Homeowners who want to reduce their carbon footprint by getting rid of polluting appliances have the US government’s full support. Not so with apartment dwellers.

NASA’s Mars robots are in conjunction junction.

NASA has stopped talking to the Mars robots for two weeks. Engadget pointed to NASA’s blog about solar conjunction, a biennial occurrence where the Sun sits between Mars and Earth.

NASA says coronal gasses can corrupt signals NASA sends to its automated explorers, so the agency is playing it safe. In the meantime, the two rovers and the Ingenuity Mars Helicopter will continue collecting data while parked on the surface.

SpaceX hypes up its next Starship flight test while ignoring a report about workplace injuries.

The FAA still hasn’t cleared SpaceX to attempt another Starship orbital launch from its Boca Chica, TX, site after the first one caused significant damage to the pad and surrounding environment. SpaceX’s website and this teaser trailer indicate it’s ready to try again as soon as November 17th.

Those are also popping up on the same day as a report from Reuters documenting 600 injuries to SpaceX workers since 2014.

The records included reports of more than 100 workers suffering cuts or lacerations, 29 with broken bones or dislocations, 17 whose hands or fingers were “crushed,” and nine with head injuries, including one skull fracture, four concussions and one traumatic brain injury.

Musk himself at times appeared cavalier about safety on visits to SpaceX sites: Four employees said he sometimes played with a novelty flamethrower and discouraged workers from wearing safety yellow because he dislikes bright colors.

Apple’s Space Black aluminum took ‘a lot of R&D for the sake of aesthetics.’

iFixit did some digging on the new MacBook Pro and found that Apple’s anodization and dying process must have taken “a huge amount of effort, and trial and error,” according to metallurgist David Niebuhr.

Under a microscope, Space Black had higher peaks and lower valleys from an etching process than Space Gray.
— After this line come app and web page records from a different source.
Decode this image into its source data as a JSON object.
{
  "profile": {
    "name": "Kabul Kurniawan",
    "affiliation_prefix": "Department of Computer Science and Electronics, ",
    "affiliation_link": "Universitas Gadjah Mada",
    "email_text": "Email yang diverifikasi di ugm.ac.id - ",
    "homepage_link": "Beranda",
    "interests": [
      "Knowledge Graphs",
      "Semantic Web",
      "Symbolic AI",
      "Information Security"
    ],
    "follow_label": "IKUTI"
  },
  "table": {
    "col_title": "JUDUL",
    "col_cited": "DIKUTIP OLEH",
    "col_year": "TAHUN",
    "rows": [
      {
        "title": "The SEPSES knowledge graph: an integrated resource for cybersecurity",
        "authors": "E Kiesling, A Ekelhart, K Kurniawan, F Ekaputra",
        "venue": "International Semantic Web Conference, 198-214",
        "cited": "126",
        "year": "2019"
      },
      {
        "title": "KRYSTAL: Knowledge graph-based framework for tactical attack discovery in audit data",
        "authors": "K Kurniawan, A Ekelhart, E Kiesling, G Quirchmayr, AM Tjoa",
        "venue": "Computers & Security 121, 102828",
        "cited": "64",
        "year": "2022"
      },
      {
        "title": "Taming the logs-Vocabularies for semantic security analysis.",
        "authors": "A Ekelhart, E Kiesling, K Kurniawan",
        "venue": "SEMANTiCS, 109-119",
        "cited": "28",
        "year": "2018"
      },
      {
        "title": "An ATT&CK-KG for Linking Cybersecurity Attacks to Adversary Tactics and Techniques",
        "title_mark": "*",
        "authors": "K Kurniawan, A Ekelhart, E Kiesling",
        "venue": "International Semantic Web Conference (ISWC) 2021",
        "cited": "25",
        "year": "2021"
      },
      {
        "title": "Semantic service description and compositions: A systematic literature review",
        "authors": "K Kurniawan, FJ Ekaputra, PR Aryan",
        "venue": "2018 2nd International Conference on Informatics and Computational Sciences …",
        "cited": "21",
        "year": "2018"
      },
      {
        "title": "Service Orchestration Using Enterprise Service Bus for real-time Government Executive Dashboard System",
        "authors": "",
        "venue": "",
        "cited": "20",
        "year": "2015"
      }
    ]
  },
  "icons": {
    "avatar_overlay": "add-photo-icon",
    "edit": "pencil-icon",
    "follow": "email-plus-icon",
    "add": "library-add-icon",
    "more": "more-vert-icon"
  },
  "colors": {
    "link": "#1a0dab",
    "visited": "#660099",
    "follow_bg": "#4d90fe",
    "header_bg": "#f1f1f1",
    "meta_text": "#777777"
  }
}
It still shows light fingerprints, but iFixit gives Apple an “A-for-effort.”